- A camel in Siberia killed a man after punching him in the face at a holiday camp
- The man was taken to hospital in Omsk after several bites but did not survive
An angry camel bit and trampled a man to death at a children’s holiday camp in Siberia, Russia.
The keeper, 51, punched the ‘peaceful’ camel in the face, taunting the animal.
A local report said “the animal did not appreciate such treatment”, and the camel retaliated by biting the man repeatedly.
The victim was taken to a nearby hospital in Omsk, but it was not possible to save her.

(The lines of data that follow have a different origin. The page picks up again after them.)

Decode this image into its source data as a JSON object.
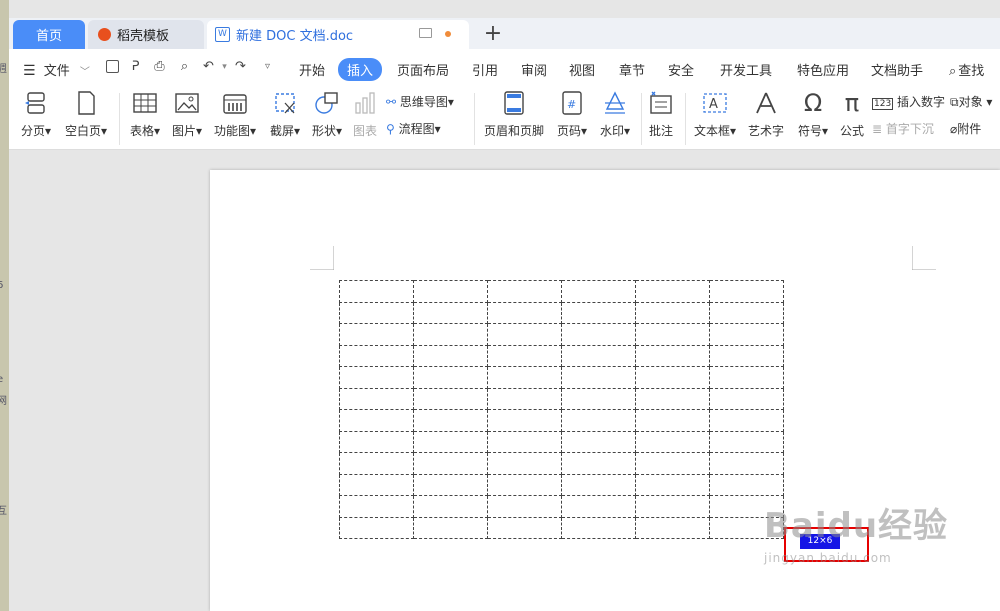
{
  "tabs": {
    "home": "首页",
    "templates": "稻壳模板",
    "document": "新建 DOC 文档.doc",
    "add": "+"
  },
  "left_strip": [
    "週",
    "6",
    "网",
    "e",
    "互"
  ],
  "menu": {
    "file": "文件",
    "items": [
      {
        "key": "start",
        "label": "开始"
      },
      {
        "key": "insert",
        "label": "插入"
      },
      {
        "key": "layout",
        "label": "页面布局"
      },
      {
        "key": "reference",
        "label": "引用"
      },
      {
        "key": "review",
        "label": "审阅"
      },
      {
        "key": "view",
        "label": "视图"
      },
      {
        "key": "section",
        "label": "章节"
      },
      {
        "key": "security",
        "label": "安全"
      },
      {
        "key": "devtools",
        "label": "开发工具"
      },
      {
        "key": "special",
        "label": "特色应用"
      },
      {
        "key": "docassist",
        "label": "文档助手"
      }
    ],
    "search": "查找",
    "active": "插入"
  },
  "ribbon": {
    "page_break": "分页",
    "blank_page": "空白页",
    "table": "表格",
    "picture": "图片",
    "function_chart": "功能图",
    "screenshot": "截屏",
    "shape": "形状",
    "chart": "图表",
    "mindmap": "思维导图",
    "flowchart": "流程图",
    "header_footer": "页眉和页脚",
    "page_number": "页码",
    "watermark": "水印",
    "comment": "批注",
    "textbox": "文本框",
    "wordart": "艺术字",
    "symbol": "符号",
    "formula": "公式",
    "insert_number": "插入数字",
    "object": "对象",
    "drop_cap": "首字下沉",
    "attachment": "附件"
  },
  "document": {
    "table_rows": 12,
    "table_cols": 6,
    "table_size_label": "12×6"
  },
  "watermark": {
    "line1": "Baidu经验",
    "line2": "jingyan.baidu.com"
  },
  "colors": {
    "accent": "#4a8df8",
    "badge_border": "#e60000",
    "badge_fill": "#1515e6"
  }
}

An angry camel bit and trampled a man to death at a children’s holiday camp in Siberia, Russia. A still from video of the incident shows the keeper, 51, punching the ‘peaceful’ camel in the face

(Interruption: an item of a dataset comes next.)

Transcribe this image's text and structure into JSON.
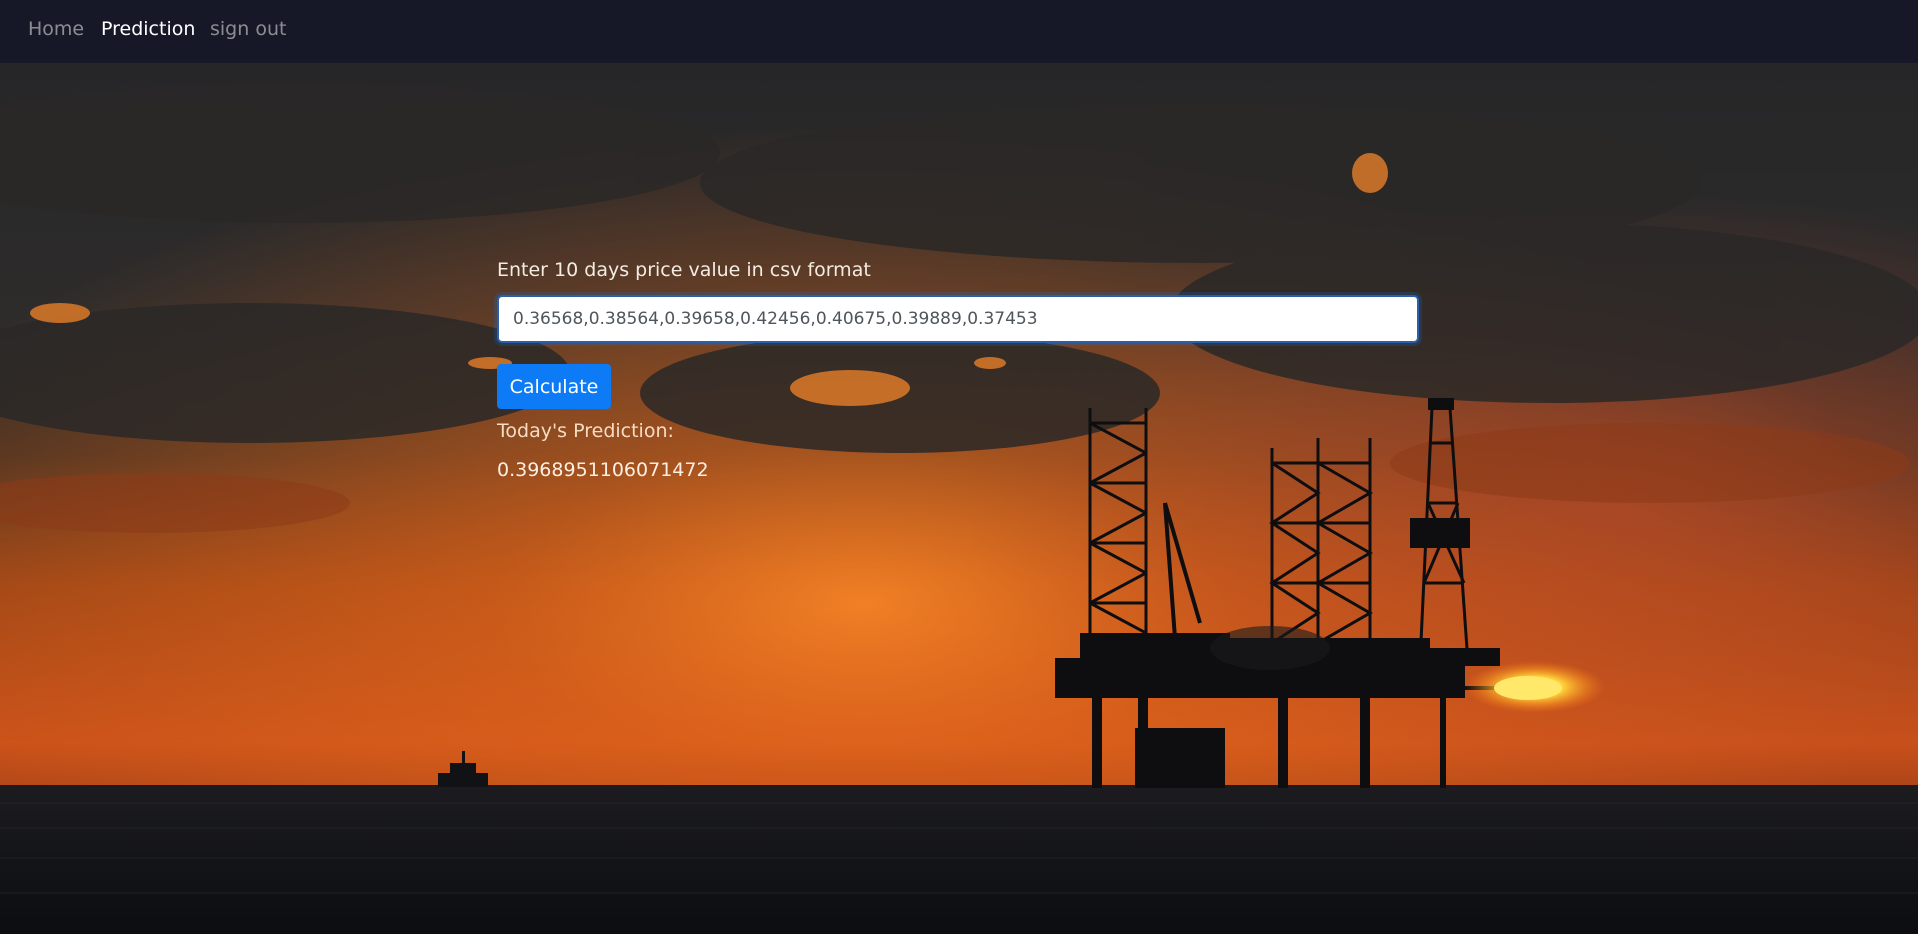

Shocking video shows the moment the 51-year-old caretaker was bitten and trampled to death by an angry camel, in Omsk, Russia
A local report said ‘the animal did not appreciate such treatment’ after the man punched it. The enraged camel retaliated by biting the man multiple times

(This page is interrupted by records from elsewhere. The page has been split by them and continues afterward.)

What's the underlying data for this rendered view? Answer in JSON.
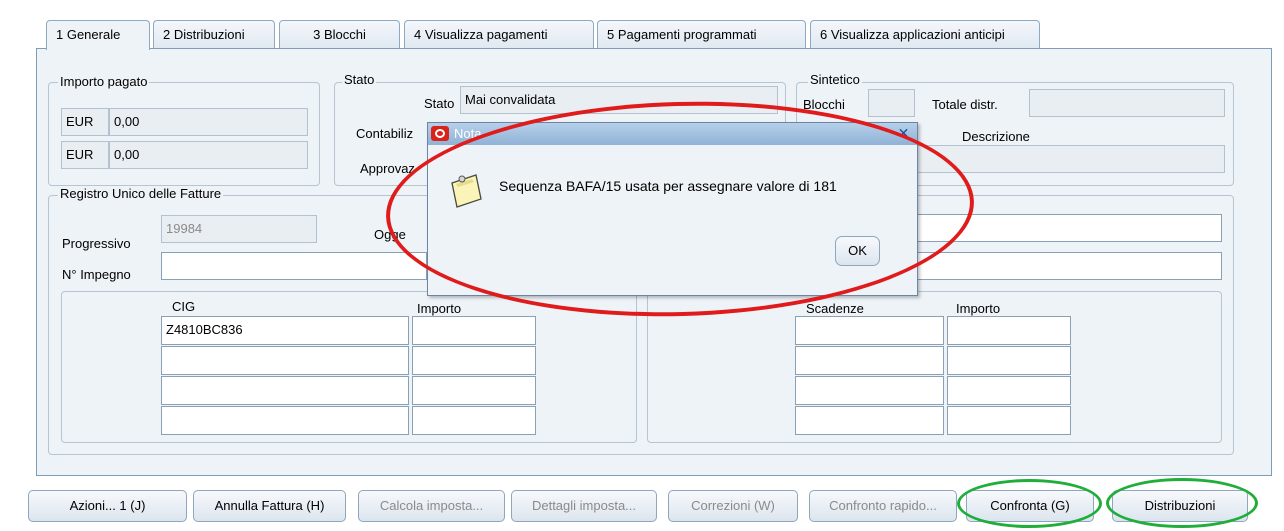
{
  "tabs": [
    {
      "label": "1 Generale"
    },
    {
      "label": "2 Distribuzioni"
    },
    {
      "label": "3 Blocchi"
    },
    {
      "label": "4 Visualizza pagamenti"
    },
    {
      "label": "5 Pagamenti programmati"
    },
    {
      "label": "6 Visualizza applicazioni anticipi"
    }
  ],
  "importo_pagato": {
    "title": "Importo pagato",
    "rows": [
      {
        "currency": "EUR",
        "value": "0,00"
      },
      {
        "currency": "EUR",
        "value": "0,00"
      }
    ]
  },
  "stato": {
    "title": "Stato",
    "stato_label": "Stato",
    "stato_value": "Mai convalidata",
    "contabilizzato_label": "Contabiliz",
    "approvazione_label": "Approvaz"
  },
  "sintetico": {
    "title": "Sintetico",
    "blocchi_label": "Blocchi",
    "totale_distr_label": "Totale distr.",
    "descrizione_label": "Descrizione"
  },
  "registro": {
    "title": "Registro Unico delle Fatture",
    "progressivo_label": "Progressivo",
    "progressivo_value": "19984",
    "oggetto_label": "Ogge",
    "impegno_label": "N° Impegno"
  },
  "cig_table": {
    "col_cig": "CIG",
    "col_importo": "Importo",
    "rows": [
      {
        "cig": "Z4810BC836",
        "importo": ""
      },
      {
        "cig": "",
        "importo": ""
      },
      {
        "cig": "",
        "importo": ""
      },
      {
        "cig": "",
        "importo": ""
      }
    ]
  },
  "scad_table": {
    "col_scadenze": "Scadenze",
    "col_importo": "Importo"
  },
  "dialog": {
    "title": "Nota",
    "message": "Sequenza BAFA/15 usata per assegnare valore di 181",
    "ok": "OK"
  },
  "buttons": {
    "azioni": "Azioni... 1 (J)",
    "annulla": "Annulla Fattura (H)",
    "calcola": "Calcola imposta...",
    "dettagli": "Dettagli imposta...",
    "correzioni": "Correzioni (W)",
    "confronto_rapido": "Confronto rapido...",
    "confronta": "Confronta (G)",
    "distribuzioni": "Distribuzioni"
  },
  "annotations": {
    "red": "#e01b1b",
    "green": "#1fae3a"
  }
}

Two-humped Bactrian camels can grow to over seven feet tall (standing on all four legs) and weigh up to 1,800 pounds (816 kg).
Prosecutors are investigating whether the camel was legally allowed to be held at the children’s camp.
Omsk fell to around 15.8°F (9°C) at the time of the incident.
Bactrian camels live in the rocky deserts of Central and East Asia and are adapted to deal with extreme temperatures, with a thick, shaggy coat that sheds during the summer months.
Wild Bactrian camels have become critically endangered, with populations declining rapidly over the past 60 years due to hunting and habitat loss.
Fewer than 1,000 still live in the wild today.
The former Soviet Union offered state subsidies to camel herders in Russia in the 20th century, but uses for the animal have since dried up.
Camels have found new roles in entertainment, with camel racing becoming “an obsession” in parts of Russia.
The Soviets also used this sturdy animal in the Battle of Stalingrad in World War II, transporting ammunition, fuel and wounded soldiers over long distances.
The man kicked the camel after pulling hard on its reins, reports say
Camels in Russia today often face a life of misery in circus roles or being abandoned.
In 2018 the MailOnline followed prosecutors as they investigated a zoo accused of animal abuse in western Russia.
A camel was pictured motionless on the tarmac in scorching heat while bears and lions lay cramped in cages.
Vladimir Putin signed the “Responsible Animal Treatment Act” in 2018, banning petting zoos from operating in shopping malls, as well as housing animals in bars and restaurants.
State-funded television network RT reported that it would make life harder for semi-legal circuses across Russia to use animals, including camels.
The scope of the law covers the use of animals for cultural and entertainment purposes and the cruel treatment of animals, including beatings.
In July 2020, Russians were too scared to leave their homes after a herd of 80 camels ‘overran’ three villages and wreaked havoc.
A resident said at the time, “If you look one directly in the eye […] the animal is chasing you and you have to run away.
Earlier that year, a rogue camel was accused of 40-minute delays in southern Russia.
Volga Railways expressed concern that more and more wild and domestic animals roam the tracks.